Editor's note: After publication Mr. Switzer asked us to print an apology. We are doing so and also deleting the comments regarding Mr. Dale's wife and son.
An apology to Dale
My recent letter objecting to David Dale's characterization of my community work referenced two members of his family. In retrospect, I believe that was unnecessary and wrong. I apologize to him and them for having done so.
Editor's note: Mr. Switzer writes in response to Dave Dale's column Another learning opportunity.
Real journalists rely on facts, not innuendo or outright name-calling. They do more than regurgitate news releases or repeat social media gossip.
People who portray themselves as “veteran journalists” simply should know better than to stoop to such tactics.
Unfortunately, BayToday’s resident “veteran” has again demonstrated, as he admits in his latest epistle, that he, in fact, is “biased”, not to mention being “a little fuzzy.”

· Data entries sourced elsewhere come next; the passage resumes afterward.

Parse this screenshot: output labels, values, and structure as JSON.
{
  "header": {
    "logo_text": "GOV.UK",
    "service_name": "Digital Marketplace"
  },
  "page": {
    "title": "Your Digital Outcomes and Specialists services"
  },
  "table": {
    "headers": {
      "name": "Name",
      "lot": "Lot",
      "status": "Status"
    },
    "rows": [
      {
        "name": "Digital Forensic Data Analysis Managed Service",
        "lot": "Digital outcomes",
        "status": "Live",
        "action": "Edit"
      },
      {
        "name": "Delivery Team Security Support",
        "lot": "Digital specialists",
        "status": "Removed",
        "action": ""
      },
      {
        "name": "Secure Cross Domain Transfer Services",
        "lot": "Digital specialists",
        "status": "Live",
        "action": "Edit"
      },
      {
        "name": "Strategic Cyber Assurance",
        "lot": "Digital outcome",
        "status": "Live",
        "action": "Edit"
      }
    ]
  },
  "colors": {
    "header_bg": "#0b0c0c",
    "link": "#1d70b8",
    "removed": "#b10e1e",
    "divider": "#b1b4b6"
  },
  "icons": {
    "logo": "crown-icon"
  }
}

That’s a good place to start.
His recent comments about the removal of the name “Chippewa” from a Near North District high school indicate that his tenure as a journalist has had little if any impact on his ability to consistently practice the craft with integrity.
Your correspondent says everyone involved in the Chippewa issue – presumably, that would be everyone but himself – needs to “do their homework.”. That admonition comes just before he guesses that Nipissing First Nation has not been consulted about territorial acknowledgments being made as a gesture of respect across the region, just before he manages to link the use of “Chippewa” as a school name to the Indigenous military alliance with the British in the War of 1812, and just before he says the original people of Saugeen First Nation are Chippewa.
All of these statements are demonstrably incorrect. If they are intentionally incorrect to support your writer’s self-confessed “bias”, then they are lies, a sin of which one hopes a “veteran journalist” would never be guilty of committing.
This also points to the need for BayToday to do its “homework”, to ensure that the people producing what they purport to be journalism for their audience are capable of practicing that craft in a professional manner. I will do some of that homework for you here.
This is not the first time that your correspondent has used a media bully pulpit to voice untruths about me and cast aspersions in my direction, and, interestingly, both instances have involved Indigenous topics, a subject area in which he claims expertise that would put Tecumseh to shame.
As someone who has dedicated a good portion of my life to defending Indigenous rights, I find it puzzling that anyone would dismiss my efforts as being indicative of someone simply “too eager for a fight.”
It would not be demonstrative of the Anishinabek teaching of Dbasendizwin – humility – nor should it be necessary for me -- to defend my volunteer work in this community by citing the recognition it has received, from Indigenous and non-Indigenous peoples.
My words and actions have always been intended to hold up Indigenous peoples and others, including members of your writer’s family. I will continue to do that kind of work as long as I am able.
And if that “disappoints” David Dale, he deserves to be disappointed.